doctor who

The Time Museum, The Masters of Luxor

It's been a sad time for Who companions recently, with several untimely losses and rumours of illness for others. But meanwhile William Russell, who turns 88 next month, is still going strong, launching the new series of Companion Chronicles from Big Finish with The Time Museum from the ever-fertile imagination of James Goss (who is the only Who author on my buy-on-sight-even-in-hardback list). The story has a long-retired Ian Chesterton in a peculiar alien environment being challenged to remember details of his travels with the Doctor, so long ago; its tone is elegiac, sinister and affectionate all at the same time, which is an achievement. If you're at all a fan of those first two seasons of Who, you'll enjoy this.
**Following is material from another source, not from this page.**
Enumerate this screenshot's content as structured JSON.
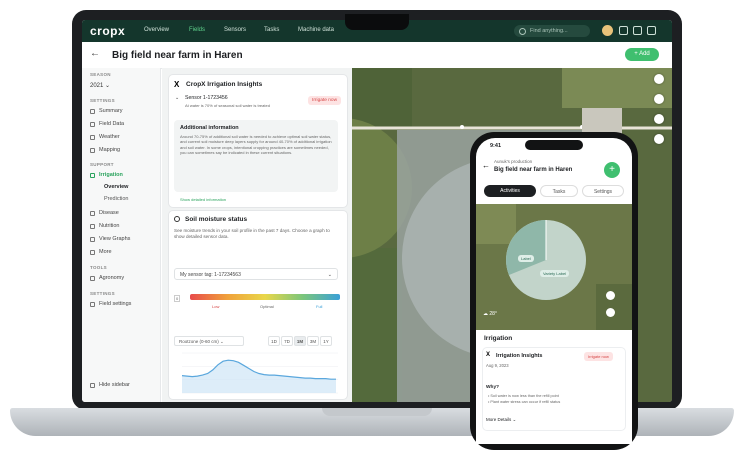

I am not sure I can say the same for The Masters of Luxor, Anthony Coburn's obscure script (which I read a while back) now brought to life by the rewriting skills of Nigel Robinson and the voices of William Russell as Ian and the Doctor, Carole Ann Ford as Susan and Barbara, and Joe Kloska as everyone else. I'm not at all a fan of Robinson's other work but, presumably with input from Lisa Bowerman as director, he has done his best to make the original script sing - it is very slow, with the Tardis crew not meeting anyone else until the second episode of six, and the only significant guest part not showing up till episode 4. There are lots of blatant circle narratives - run away, get locked up, repeat. The entire story would barely fill a single episode of New Who. The cast give it their all but it's not fantastic material in the first place.

If it had been made, this story could have gone either way. Given decent design and direction, it might have been remembered as a classic. But it's a high risk piece; the special effects needed are challenging (giant pyramids, three types of robot, the Tardis flying through the air) and might have absorbed directorial time from preparing the actors; we could have been looking at a reputation more like the Sensorites.

Actually, of course, if the story had been shown as originally planned, there would have been no Daleks and probably a little later no more Doctor Who. So it's just as well, really.